(DATA FOR THIS EXERCISE)

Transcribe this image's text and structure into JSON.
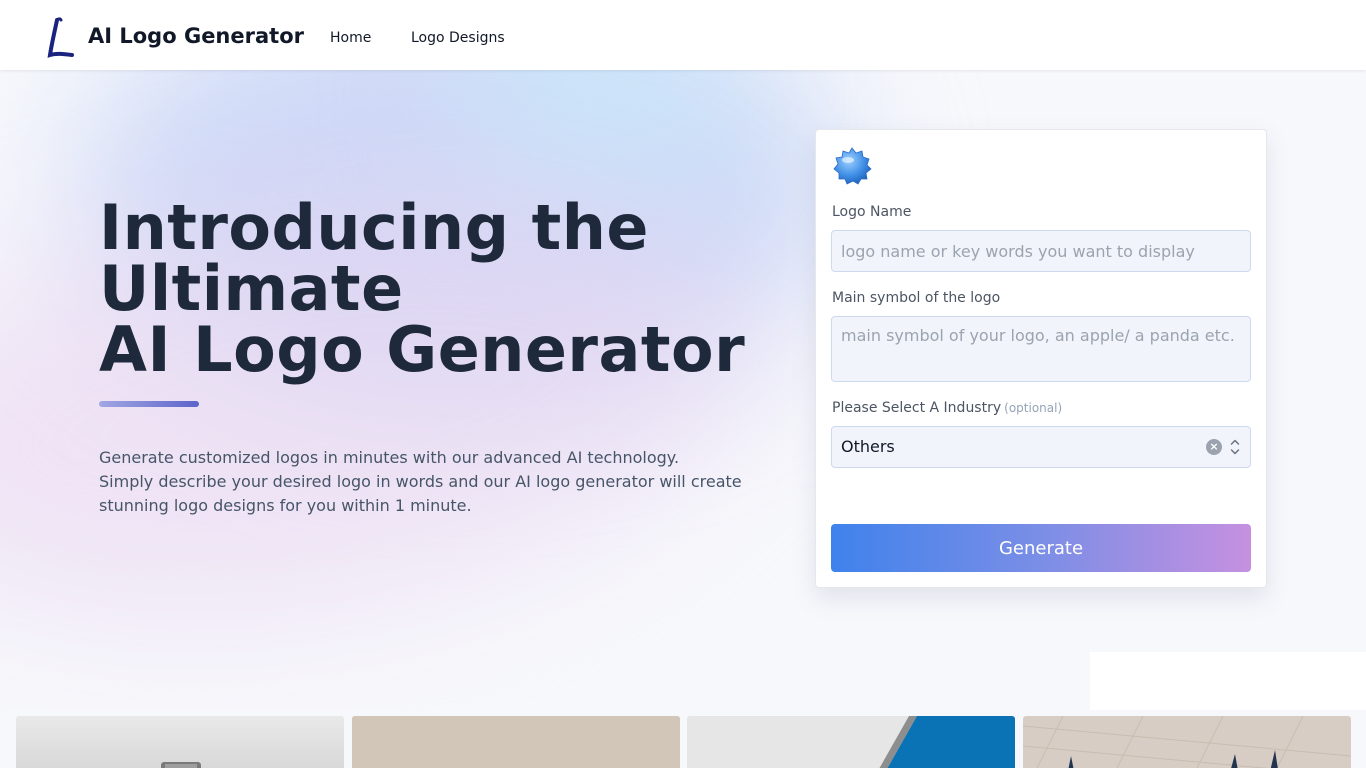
{
  "nav": {
    "brand_name": "AI Logo Generator",
    "logo_icon": "letter-l-brush-logo",
    "links": [
      {
        "label": "Home"
      },
      {
        "label": "Logo Designs"
      }
    ]
  },
  "hero": {
    "title_line1": "Introducing the",
    "title_line2": "Ultimate",
    "title_line3": "AI Logo Generator",
    "description_line1": "Generate customized logos in minutes with our advanced AI technology.",
    "description_line2": "Simply describe your desired logo in words and our AI logo generator will create",
    "description_line3": "stunning logo designs for you within 1 minute."
  },
  "form": {
    "icon": "blue-gear-badge-icon",
    "logo_name_label": "Logo Name",
    "logo_name_value": "",
    "logo_name_placeholder": "logo name or key words you want to display",
    "symbol_label": "Main symbol of the logo",
    "symbol_value": "",
    "symbol_placeholder": "main symbol of your logo, an apple/ a panda etc.",
    "industry_label": "Please Select A Industry",
    "industry_optional": "(optional)",
    "industry_selected": "Others",
    "generate_label": "Generate"
  },
  "colors": {
    "title": "#1e293b",
    "button_gradient_start": "#3f82ec",
    "button_gradient_end": "#c690e0",
    "accent_bar": "#5c63c9"
  },
  "gallery": {
    "thumbnails": [
      "logo-mockup-1",
      "logo-mockup-2",
      "logo-mockup-3",
      "logo-mockup-4"
    ]
  }
}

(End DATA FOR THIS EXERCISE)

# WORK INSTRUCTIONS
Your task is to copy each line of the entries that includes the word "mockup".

# SOLUTION
      "logo-mockup-1",
      "logo-mockup-2",
      "logo-mockup-3",
      "logo-mockup-4"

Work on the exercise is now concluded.